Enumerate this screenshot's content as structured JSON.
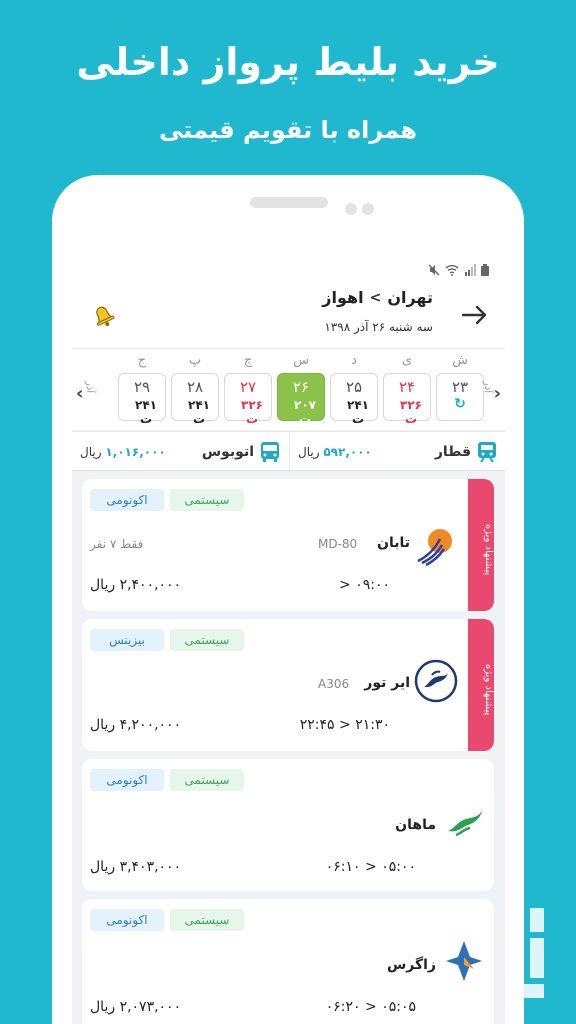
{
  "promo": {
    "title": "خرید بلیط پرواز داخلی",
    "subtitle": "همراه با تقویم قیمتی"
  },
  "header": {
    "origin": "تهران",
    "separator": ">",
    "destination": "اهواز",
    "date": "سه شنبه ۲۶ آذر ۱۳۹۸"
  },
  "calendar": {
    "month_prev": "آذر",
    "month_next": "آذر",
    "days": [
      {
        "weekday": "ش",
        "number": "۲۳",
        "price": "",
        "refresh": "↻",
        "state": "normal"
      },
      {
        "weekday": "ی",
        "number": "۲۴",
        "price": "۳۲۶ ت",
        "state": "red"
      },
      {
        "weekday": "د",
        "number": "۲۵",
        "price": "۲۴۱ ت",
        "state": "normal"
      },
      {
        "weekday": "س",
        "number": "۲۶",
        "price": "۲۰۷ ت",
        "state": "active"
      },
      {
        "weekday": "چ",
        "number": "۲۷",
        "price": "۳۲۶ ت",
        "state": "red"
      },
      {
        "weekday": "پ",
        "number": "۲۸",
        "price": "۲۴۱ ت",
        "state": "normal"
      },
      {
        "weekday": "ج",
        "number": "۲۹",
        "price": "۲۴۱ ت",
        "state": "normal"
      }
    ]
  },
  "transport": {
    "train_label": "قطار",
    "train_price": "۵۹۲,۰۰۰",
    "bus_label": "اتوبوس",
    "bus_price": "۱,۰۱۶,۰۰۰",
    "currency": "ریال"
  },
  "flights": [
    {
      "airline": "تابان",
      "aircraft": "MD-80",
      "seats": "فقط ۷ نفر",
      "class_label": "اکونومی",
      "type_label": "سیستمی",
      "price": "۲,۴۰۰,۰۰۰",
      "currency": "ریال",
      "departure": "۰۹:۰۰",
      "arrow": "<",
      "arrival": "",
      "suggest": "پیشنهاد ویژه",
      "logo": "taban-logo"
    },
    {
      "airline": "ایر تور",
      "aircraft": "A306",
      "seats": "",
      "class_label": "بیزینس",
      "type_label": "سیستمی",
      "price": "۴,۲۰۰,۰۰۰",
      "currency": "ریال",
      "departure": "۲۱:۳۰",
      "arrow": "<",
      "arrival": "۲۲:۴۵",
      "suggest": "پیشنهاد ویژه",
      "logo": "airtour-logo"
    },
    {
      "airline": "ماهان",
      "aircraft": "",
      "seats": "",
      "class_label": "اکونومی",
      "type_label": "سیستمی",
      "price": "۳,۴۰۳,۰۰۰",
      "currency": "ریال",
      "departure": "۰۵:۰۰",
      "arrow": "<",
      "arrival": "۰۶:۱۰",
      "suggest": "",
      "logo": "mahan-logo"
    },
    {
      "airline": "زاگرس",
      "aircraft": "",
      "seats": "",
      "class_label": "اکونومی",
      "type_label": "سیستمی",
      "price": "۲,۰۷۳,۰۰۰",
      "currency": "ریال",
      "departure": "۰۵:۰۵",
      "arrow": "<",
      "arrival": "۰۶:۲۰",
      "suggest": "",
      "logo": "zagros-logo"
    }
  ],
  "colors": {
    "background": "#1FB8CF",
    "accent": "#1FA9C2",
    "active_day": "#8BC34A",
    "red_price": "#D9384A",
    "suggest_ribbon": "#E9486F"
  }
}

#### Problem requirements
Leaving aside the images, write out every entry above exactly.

#### Solution for this exercise
Enumerate this screenshot's content as structured JSON.
{
  "promo": {
    "title": "خرید بلیط پرواز داخلی",
    "subtitle": "همراه با تقویم قیمتی"
  },
  "header": {
    "origin": "تهران",
    "separator": ">",
    "destination": "اهواز",
    "date": "سه شنبه ۲۶ آذر ۱۳۹۸"
  },
  "calendar": {
    "month_prev": "آذر",
    "month_next": "آذر",
    "days": [
      {
        "weekday": "ش",
        "number": "۲۳",
        "price": "",
        "refresh": "↻",
        "state": "normal"
      },
      {
        "weekday": "ی",
        "number": "۲۴",
        "price": "۳۲۶ ت",
        "state": "red"
      },
      {
        "weekday": "د",
        "number": "۲۵",
        "price": "۲۴۱ ت",
        "state": "normal"
      },
      {
        "weekday": "س",
        "number": "۲۶",
        "price": "۲۰۷ ت",
        "state": "active"
      },
      {
        "weekday": "چ",
        "number": "۲۷",
        "price": "۳۲۶ ت",
        "state": "red"
      },
      {
        "weekday": "پ",
        "number": "۲۸",
        "price": "۲۴۱ ت",
        "state": "normal"
      },
      {
        "weekday": "ج",
        "number": "۲۹",
        "price": "۲۴۱ ت",
        "state": "normal"
      }
    ]
  },
  "transport": {
    "train_label": "قطار",
    "train_price": "۵۹۲,۰۰۰",
    "bus_label": "اتوبوس",
    "bus_price": "۱,۰۱۶,۰۰۰",
    "currency": "ریال"
  },
  "flights": [
    {
      "airline": "تابان",
      "aircraft": "MD-80",
      "seats": "فقط ۷ نفر",
      "class_label": "اکونومی",
      "type_label": "سیستمی",
      "price": "۲,۴۰۰,۰۰۰",
      "currency": "ریال",
      "departure": "۰۹:۰۰",
      "arrow": "<",
      "arrival": "",
      "suggest": "پیشنهاد ویژه",
      "logo": "taban-logo"
    },
    {
      "airline": "ایر تور",
      "aircraft": "A306",
      "seats": "",
      "class_label": "بیزینس",
      "type_label": "سیستمی",
      "price": "۴,۲۰۰,۰۰۰",
      "currency": "ریال",
      "departure": "۲۱:۳۰",
      "arrow": "<",
      "arrival": "۲۲:۴۵",
      "suggest": "پیشنهاد ویژه",
      "logo": "airtour-logo"
    },
    {
      "airline": "ماهان",
      "aircraft": "",
      "seats": "",
      "class_label": "اکونومی",
      "type_label": "سیستمی",
      "price": "۳,۴۰۳,۰۰۰",
      "currency": "ریال",
      "departure": "۰۵:۰۰",
      "arrow": "<",
      "arrival": "۰۶:۱۰",
      "suggest": "",
      "logo": "mahan-logo"
    },
    {
      "airline": "زاگرس",
      "aircraft": "",
      "seats": "",
      "class_label": "اکونومی",
      "type_label": "سیستمی",
      "price": "۲,۰۷۳,۰۰۰",
      "currency": "ریال",
      "departure": "۰۵:۰۵",
      "arrow": "<",
      "arrival": "۰۶:۲۰",
      "suggest": "",
      "logo": "zagros-logo"
    }
  ],
  "colors": {
    "background": "#1FB8CF",
    "accent": "#1FA9C2",
    "active_day": "#8BC34A",
    "red_price": "#D9384A",
    "suggest_ribbon": "#E9486F"
  }
}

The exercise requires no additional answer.